"Collusion" - working with another student on an individual assignment and presenting these ideas as your own work (group projects are different - get advice from a tutor if you're not sure)
"Contract cheating" - getting someone else to write your assignment for you - the University takes an especially dim view of this sort of thing
"Self-plagiarism" - submitting the same piece of work twice for different assignments - if you re-use your own work you must reference it like any other quotation.
The above is not a full list. Click here for complete information.
UK universities take plagiarism very seriously
You can be caught by tutors, by software (like "turnitin"), or even by changes in your writing style
The penalties can be very severe
Your tutor will analyse your assignment and discuss it with your Course Leader.
If they think Academic Misconduct might have happened, they will invite you to a meeting (less formal) or panel (more formal).
They might ask you to do a "viva voce" as well - this is a chance for you to show that your work is your own and involves you answering academic questions about your thinking that went into writing the assessment.
What you can do if this happens:
1) Read any documents you're sent.
2) Get advice: we strongly suggest speaking with us and showing us all the documents so we can help you prepare. This is really important if you want to challenge the case against you or want to explain any mitigation.
3) Sometimes, presenting evidence will help your case - we can advise you on this too.
4) You should get at least a week's notice of any meeting or panel: if you want us to go with you, let us know the date, time, and meeting location at once (we're a small team: the more warning we have, the more likely we are to be available for you at the right date and time)
Sometimes, Academic Misconduct is accidental (for example, "I was ill and rushed my work - I forgot to reference properly"). If this is what happened, we'll advise on presenting mitigation.
Sometimes, we will be able to help you argue technicalities either to challenge the case or to reduce a penalty.
The University will explain what the suspected problem with your work is, and ask for your comments. What you will need to tell them depends on what the issue is - there is no general approach other than to be honest (they're very good at seeing through lies) and to provide evidence of what you're saying if you can.
At any point during the interview, if you feel you need a few minutes on your own, just ask.

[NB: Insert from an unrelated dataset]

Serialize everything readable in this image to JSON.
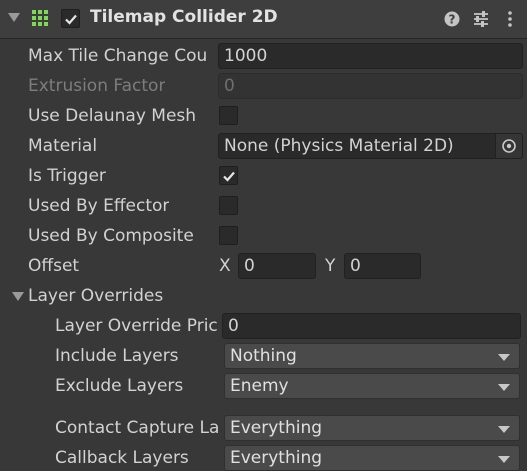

After the meeting, the University will decide whether Academic Misconduct happened or not and, if it did, what level of sanction you will be given. You will be informed of the decision within a week (not including days on which the University is closed e.g. bank holidays).
The level of Sanction depends on several factors, such as how much academic experience you have, whether you've had previous academic misconduct, how much of your assessment was affected, whether the University thinks you did it on purpose, and whether you have mitigation.
You can appeal the decision within two weeks of it being issued - get urgent advice if you want to make such an appeal.
We can help you with the following:
Please contact us to arrange a meeting to discuss your case.